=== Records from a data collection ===
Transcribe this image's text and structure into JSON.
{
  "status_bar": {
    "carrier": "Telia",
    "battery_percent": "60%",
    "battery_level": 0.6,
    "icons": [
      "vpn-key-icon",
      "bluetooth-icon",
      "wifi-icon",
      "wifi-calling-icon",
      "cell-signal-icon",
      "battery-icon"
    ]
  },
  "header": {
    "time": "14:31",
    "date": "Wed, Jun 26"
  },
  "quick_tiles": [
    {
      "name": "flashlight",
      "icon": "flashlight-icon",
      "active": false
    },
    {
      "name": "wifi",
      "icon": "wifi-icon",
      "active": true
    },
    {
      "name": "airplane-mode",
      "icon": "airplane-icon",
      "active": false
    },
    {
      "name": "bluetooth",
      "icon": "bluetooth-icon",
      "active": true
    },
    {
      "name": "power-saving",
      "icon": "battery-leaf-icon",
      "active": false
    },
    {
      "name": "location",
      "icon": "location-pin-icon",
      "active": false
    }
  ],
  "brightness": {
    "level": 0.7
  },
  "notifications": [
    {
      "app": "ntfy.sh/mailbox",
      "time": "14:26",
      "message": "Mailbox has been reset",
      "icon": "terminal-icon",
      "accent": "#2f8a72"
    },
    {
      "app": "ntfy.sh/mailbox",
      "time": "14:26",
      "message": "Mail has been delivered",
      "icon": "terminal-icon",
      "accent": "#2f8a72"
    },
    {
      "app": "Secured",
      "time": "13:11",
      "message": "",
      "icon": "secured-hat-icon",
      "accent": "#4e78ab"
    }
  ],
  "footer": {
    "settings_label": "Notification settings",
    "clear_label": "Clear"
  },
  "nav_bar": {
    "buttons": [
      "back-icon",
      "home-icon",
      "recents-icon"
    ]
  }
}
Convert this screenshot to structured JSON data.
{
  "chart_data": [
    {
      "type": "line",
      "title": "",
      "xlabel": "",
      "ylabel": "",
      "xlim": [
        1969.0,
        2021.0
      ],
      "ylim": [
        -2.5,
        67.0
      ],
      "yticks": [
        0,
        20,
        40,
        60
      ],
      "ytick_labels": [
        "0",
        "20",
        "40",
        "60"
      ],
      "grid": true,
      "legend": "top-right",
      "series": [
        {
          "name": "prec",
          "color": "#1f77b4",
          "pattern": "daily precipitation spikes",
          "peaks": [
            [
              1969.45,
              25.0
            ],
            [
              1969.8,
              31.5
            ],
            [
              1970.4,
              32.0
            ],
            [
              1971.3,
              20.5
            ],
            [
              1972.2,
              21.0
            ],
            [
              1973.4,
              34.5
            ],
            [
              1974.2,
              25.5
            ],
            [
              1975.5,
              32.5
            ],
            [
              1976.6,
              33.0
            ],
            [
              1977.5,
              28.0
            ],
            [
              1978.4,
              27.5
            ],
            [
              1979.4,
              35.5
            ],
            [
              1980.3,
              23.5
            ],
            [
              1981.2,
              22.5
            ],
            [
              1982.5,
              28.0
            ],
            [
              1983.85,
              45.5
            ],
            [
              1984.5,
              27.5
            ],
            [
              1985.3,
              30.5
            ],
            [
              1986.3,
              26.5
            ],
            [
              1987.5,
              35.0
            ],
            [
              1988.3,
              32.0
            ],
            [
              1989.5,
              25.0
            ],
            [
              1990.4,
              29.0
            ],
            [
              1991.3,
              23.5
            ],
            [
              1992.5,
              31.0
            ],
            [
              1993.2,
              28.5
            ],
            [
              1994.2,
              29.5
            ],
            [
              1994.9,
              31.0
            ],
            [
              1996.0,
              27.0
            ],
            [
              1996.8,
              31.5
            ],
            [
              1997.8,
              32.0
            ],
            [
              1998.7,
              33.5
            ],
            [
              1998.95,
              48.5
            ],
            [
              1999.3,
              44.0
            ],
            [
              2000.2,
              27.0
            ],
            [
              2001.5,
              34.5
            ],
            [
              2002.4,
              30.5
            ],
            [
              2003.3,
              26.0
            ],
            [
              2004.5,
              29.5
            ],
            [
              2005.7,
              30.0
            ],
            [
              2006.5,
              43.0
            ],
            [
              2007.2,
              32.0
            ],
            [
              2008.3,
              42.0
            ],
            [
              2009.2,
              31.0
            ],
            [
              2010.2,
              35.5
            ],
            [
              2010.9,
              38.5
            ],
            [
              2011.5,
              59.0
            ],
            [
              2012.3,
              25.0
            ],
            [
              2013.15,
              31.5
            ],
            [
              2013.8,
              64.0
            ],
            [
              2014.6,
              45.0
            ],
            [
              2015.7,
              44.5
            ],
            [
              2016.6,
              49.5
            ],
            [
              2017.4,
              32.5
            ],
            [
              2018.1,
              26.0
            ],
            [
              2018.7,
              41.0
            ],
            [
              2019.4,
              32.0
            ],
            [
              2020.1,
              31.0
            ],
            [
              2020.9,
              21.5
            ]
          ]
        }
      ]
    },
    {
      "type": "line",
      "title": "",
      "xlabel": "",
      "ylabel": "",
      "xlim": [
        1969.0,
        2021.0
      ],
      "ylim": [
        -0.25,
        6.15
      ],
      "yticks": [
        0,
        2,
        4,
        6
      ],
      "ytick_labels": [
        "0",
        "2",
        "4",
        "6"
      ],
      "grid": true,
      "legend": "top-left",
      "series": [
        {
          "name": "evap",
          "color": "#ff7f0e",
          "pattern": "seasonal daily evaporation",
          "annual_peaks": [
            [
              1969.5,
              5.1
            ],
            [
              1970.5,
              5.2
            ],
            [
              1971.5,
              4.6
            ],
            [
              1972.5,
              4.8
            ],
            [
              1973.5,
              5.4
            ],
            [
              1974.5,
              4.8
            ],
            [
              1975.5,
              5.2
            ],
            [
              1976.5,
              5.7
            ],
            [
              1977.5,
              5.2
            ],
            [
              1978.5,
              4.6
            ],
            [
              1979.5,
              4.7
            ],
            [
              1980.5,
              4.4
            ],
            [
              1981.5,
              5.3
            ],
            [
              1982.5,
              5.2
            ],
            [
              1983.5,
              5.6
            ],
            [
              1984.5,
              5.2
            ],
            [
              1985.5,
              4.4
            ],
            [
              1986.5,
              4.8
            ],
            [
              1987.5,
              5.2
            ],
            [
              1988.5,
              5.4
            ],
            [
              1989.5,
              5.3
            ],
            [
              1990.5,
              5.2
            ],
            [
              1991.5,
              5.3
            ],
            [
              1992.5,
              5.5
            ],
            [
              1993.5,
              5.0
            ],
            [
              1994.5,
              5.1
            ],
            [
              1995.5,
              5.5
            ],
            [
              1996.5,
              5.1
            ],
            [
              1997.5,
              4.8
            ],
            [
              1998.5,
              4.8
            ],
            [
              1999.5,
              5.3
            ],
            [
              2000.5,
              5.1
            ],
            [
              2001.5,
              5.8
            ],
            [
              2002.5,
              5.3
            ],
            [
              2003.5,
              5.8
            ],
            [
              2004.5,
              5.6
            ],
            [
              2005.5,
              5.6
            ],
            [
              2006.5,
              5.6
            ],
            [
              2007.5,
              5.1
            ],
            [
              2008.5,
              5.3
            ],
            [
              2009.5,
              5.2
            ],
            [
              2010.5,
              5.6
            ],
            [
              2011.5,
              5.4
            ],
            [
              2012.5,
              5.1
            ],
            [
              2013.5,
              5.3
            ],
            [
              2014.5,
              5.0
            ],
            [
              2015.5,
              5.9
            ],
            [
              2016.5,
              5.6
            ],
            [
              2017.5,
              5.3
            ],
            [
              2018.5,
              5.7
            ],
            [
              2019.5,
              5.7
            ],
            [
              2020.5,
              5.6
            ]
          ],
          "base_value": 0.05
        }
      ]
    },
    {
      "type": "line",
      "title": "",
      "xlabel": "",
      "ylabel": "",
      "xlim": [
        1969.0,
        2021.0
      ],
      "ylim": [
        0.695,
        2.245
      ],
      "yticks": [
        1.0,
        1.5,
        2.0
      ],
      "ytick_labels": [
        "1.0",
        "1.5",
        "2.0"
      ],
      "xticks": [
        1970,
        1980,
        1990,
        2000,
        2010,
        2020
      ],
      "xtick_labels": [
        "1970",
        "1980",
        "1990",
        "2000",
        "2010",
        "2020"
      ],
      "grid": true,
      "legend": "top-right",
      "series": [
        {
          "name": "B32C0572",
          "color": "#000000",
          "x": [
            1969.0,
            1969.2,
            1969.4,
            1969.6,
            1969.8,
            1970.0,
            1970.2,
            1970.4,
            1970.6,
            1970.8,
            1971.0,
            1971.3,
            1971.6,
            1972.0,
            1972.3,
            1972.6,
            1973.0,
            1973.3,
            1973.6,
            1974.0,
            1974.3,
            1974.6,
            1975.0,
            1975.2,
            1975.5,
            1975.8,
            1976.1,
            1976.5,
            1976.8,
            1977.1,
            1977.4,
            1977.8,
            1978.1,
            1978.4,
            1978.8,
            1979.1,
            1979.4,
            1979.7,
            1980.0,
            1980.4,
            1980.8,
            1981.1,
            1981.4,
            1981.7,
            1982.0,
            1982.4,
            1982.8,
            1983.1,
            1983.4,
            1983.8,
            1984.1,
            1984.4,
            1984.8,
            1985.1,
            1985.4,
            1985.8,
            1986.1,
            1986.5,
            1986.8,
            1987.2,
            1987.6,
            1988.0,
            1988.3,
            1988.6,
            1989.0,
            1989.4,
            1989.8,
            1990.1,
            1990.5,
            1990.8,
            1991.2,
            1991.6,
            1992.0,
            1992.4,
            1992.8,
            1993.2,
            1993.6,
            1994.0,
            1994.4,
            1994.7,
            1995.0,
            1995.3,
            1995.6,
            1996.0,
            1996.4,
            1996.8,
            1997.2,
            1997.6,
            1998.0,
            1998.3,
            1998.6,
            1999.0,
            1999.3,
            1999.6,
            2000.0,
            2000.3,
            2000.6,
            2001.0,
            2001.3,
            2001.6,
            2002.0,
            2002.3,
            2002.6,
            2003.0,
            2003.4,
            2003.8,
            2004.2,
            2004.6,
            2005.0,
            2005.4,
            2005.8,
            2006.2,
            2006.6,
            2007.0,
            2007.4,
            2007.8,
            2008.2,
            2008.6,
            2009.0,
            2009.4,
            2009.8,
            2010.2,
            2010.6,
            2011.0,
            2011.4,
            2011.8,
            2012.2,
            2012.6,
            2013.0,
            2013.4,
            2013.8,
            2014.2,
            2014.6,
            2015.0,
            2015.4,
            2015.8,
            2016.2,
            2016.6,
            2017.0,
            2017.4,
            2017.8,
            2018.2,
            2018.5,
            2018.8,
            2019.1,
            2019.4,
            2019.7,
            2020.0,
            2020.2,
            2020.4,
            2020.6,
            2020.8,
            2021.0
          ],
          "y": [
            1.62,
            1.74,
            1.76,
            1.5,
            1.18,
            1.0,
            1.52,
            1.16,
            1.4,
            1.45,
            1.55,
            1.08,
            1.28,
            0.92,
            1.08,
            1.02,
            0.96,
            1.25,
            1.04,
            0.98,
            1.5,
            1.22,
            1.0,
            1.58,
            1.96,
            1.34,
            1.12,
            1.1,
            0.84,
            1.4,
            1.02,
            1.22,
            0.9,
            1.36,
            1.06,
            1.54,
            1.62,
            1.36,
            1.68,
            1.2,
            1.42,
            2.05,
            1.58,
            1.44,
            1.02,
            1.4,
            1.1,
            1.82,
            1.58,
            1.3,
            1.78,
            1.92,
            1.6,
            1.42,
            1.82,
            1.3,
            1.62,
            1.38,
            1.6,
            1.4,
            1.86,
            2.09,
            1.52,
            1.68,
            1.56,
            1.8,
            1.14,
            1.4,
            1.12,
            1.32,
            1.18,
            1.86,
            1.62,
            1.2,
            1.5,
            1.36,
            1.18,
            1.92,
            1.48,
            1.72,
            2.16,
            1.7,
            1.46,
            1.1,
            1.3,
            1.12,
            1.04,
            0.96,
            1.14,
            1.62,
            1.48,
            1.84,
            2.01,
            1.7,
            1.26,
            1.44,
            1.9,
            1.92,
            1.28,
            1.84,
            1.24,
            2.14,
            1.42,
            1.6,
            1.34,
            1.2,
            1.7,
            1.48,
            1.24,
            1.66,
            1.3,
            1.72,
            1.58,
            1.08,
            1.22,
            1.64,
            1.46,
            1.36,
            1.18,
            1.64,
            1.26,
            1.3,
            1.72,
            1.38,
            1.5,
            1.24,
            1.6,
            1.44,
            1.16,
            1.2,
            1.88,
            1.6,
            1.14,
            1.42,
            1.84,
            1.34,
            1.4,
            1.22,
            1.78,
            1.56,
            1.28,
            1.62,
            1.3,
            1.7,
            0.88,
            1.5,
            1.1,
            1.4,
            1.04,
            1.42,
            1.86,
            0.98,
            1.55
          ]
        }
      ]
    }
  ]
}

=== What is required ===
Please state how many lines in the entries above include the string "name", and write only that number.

=== Answer ===
9